1902 Rambler Model C Runabout
Now we are looking at a horseless carriage that is OLD. This Rambler was
the oldest automobile in the show and is easily one of the top five oldest
automobiles I have ever seen. As you can see from it's condition , the
owner must love this auto. Every detail was clean and spotless. Even the
From what I can find, Ramblers were not equipped
with steering "wheels" until the 1904 models. Prior, they were
equipped with steering levers (bottom picture). The '02 Runabout is powered
by a single cylinder four horsepower engine. Horsepower figures quadrupled
by 1904. A fine example of a Model C Runabout like this is believed to
be capable of fetching $32,000 today. That seems quiet measly when one
considers its age and history (see below).
Rambler began automobile production in 1897 while
having been the second largest bicycle maker in the United States. Operated
in Chicago by Thomas B. Jeffery and R. Philip Gormully, Rambler entered
into auto manufacture at the urging of Thomas Jeffery and his son Charles.
Thomas built the first Rambler, a single cylider, wire-spoked wheel iteration
that was largely ignored by the motoring press. Charles, a year later,
introduced two more sophisticated machines but still didn't receieve the
press they desired. Finally, in 1900, the Jefferys went to auto shows in
Chicago and New York with their car and were noticed.
At this point they sold their bicycle business
to the American Bicycle Company, as Gormully had died, and moved automobile
production to Kenosha, Wisconsin. By 1902, the year of the Rambler in the
photos, Thomas had decided against using a wheel for steering purposes
as suggested by his son, moved the driver from their original left-hand
position to the right-hand side, and moved the engine from the front of

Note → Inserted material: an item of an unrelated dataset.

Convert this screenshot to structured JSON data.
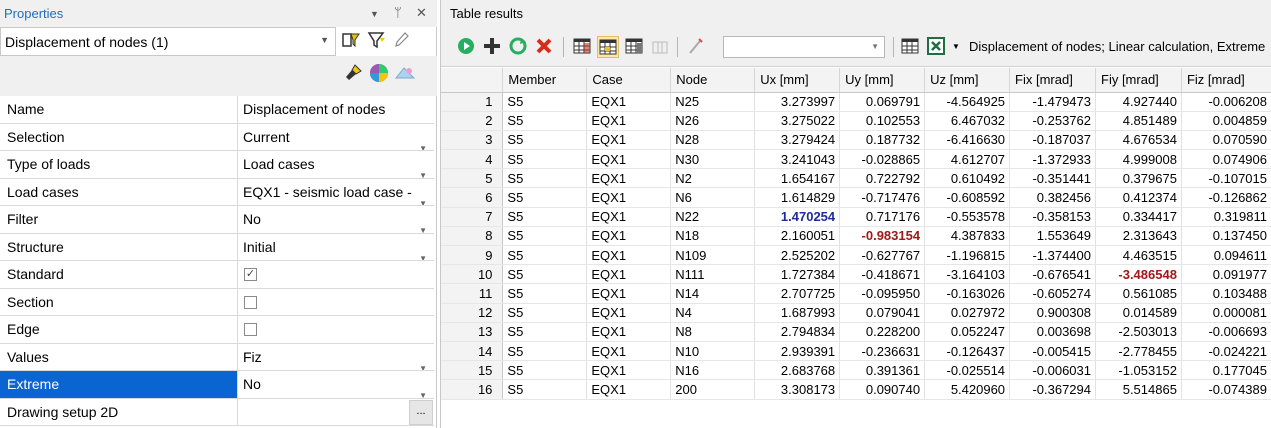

the vehicle to the back under the seat. Sticker price was reported to be
a steal for $750. 1902 was a great year as 1,500 Rambler Runabouts were
made. These production figures were only beaten by Ransom Eli Olds.